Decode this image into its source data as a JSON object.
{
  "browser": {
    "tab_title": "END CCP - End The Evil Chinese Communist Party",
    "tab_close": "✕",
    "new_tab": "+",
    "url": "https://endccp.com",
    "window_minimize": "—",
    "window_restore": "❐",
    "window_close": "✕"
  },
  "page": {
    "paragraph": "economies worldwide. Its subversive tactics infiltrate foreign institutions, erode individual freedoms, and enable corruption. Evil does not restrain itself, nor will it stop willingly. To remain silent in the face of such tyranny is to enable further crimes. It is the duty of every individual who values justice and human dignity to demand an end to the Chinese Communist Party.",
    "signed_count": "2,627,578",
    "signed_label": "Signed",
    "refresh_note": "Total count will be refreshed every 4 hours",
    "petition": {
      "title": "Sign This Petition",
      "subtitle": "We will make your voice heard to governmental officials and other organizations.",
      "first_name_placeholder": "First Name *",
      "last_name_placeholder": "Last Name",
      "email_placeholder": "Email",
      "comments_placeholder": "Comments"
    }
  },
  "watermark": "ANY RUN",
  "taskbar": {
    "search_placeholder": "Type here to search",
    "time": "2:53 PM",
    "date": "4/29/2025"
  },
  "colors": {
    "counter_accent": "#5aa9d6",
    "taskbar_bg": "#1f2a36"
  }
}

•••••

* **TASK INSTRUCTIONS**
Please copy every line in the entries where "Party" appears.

* **RESULT BELOW**
    "tab_title": "END CCP - End The Evil Chinese Communist Party",
    "paragraph": "economies worldwide. Its subversive tactics infiltrate foreign institutions, erode individual freedoms, and enable corruption. Evil does not restrain itself, nor will it stop willingly. To remain silent in the face of such tyranny is to enable further crimes. It is the duty of every individual who values justice and human dignity to demand an end to the Chinese Communist Party.",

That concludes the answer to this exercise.